This study also had other limitations. First, dose-dependent effects of progesterone were not examined. We selected a progesterone dose that would achieve plasma levels found during the luteal phase of the menstrual cycle. Second, the study had a single dose of treatment. It is possible that longer treatment duration might be associated with different treatment effects. Third, due to small sample size, sex differences in progesterone effects on nicotine response could not be addressed. Lastly, levels of active metabolites of progesterone, pregnenolone or allopregnenolone were not measured. These metabolites are likely play an important role in the CNS effects of progesterone (Baulieu 1998).
Progesterone treatment enhanced the ratings of “bad effects,” from IV nicotine and attenuated the rating of “drug liking.” Progesterone also enhanced suppression of smoking urges by intravenous nicotine.
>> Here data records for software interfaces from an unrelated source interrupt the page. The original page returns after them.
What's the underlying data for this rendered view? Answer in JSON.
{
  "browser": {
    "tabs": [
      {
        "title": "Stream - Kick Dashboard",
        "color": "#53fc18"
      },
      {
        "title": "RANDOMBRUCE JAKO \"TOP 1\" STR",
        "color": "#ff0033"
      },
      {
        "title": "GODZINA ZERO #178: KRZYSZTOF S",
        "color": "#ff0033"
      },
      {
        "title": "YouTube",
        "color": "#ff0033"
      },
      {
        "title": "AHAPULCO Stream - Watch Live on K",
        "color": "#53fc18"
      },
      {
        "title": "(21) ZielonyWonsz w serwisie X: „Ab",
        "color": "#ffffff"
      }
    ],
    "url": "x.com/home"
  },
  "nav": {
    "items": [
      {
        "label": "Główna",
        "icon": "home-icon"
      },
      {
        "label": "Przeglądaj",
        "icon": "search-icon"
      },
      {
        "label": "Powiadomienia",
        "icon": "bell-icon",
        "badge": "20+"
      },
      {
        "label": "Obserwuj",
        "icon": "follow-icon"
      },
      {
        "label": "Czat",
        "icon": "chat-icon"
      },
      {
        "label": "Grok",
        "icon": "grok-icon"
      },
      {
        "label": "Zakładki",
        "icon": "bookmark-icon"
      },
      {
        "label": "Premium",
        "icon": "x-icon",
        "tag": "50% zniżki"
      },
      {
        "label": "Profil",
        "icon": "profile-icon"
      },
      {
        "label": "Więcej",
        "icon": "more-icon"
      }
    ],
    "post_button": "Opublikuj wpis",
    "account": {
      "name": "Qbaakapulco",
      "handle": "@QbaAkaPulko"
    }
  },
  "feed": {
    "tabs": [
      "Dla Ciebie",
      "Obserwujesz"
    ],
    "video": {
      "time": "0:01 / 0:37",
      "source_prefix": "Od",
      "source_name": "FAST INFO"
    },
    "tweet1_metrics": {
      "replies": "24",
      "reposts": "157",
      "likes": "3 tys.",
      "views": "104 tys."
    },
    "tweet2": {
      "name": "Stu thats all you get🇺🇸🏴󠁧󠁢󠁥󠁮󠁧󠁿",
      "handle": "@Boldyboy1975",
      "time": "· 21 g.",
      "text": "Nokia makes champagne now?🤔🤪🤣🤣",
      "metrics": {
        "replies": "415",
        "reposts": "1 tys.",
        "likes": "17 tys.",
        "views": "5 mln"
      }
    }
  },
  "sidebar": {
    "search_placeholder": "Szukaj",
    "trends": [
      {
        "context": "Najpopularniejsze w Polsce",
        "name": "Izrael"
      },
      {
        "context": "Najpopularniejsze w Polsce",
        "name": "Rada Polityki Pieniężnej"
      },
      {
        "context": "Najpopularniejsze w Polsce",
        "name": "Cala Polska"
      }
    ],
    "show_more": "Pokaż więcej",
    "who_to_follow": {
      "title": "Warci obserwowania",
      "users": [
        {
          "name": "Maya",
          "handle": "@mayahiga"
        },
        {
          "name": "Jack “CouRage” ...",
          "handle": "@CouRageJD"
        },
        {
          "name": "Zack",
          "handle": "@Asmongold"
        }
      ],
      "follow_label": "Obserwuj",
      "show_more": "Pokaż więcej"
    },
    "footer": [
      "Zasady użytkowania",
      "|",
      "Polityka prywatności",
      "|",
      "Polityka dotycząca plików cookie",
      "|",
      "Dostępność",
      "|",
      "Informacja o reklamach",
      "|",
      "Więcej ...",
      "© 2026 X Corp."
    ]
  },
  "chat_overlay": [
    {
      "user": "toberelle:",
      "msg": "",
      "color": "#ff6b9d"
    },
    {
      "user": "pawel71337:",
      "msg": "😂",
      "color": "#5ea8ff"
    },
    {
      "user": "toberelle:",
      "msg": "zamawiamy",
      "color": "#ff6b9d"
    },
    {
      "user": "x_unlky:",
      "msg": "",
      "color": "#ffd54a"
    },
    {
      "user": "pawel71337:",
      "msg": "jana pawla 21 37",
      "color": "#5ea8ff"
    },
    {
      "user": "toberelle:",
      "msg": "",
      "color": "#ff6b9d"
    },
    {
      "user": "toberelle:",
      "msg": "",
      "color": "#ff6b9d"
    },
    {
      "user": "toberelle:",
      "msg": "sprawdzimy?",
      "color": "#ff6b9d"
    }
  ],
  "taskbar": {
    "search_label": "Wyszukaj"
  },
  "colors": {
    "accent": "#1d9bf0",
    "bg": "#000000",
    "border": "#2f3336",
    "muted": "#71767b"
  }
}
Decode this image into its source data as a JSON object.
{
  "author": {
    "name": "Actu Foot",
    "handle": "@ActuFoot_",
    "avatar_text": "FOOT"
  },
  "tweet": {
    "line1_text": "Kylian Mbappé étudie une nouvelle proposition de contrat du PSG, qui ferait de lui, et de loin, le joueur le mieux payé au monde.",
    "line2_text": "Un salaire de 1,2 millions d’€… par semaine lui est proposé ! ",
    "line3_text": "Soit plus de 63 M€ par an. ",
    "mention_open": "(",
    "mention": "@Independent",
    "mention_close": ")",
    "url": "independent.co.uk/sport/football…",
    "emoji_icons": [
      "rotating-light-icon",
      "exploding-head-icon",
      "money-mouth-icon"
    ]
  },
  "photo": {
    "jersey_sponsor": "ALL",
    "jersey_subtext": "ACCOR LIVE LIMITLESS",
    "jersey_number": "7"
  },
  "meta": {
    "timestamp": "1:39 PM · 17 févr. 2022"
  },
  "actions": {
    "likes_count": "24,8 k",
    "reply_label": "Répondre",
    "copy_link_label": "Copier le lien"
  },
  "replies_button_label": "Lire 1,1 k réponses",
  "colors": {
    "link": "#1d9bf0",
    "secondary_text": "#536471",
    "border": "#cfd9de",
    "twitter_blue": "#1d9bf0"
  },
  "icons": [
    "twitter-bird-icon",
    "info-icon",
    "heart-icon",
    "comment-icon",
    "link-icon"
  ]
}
Further studies are warranted to examine the modulation of nicotine effects by gonadal hormones.
This research was supported by the Veterans Administration Mental Illness Research, Education and Clinical Center (MIRECC) and the National Institute on Drug Abuse grant R01-DA 14537. The authors were supported by career development awards, K02-DA021304 (MS) and K01-DA-019446 (MM).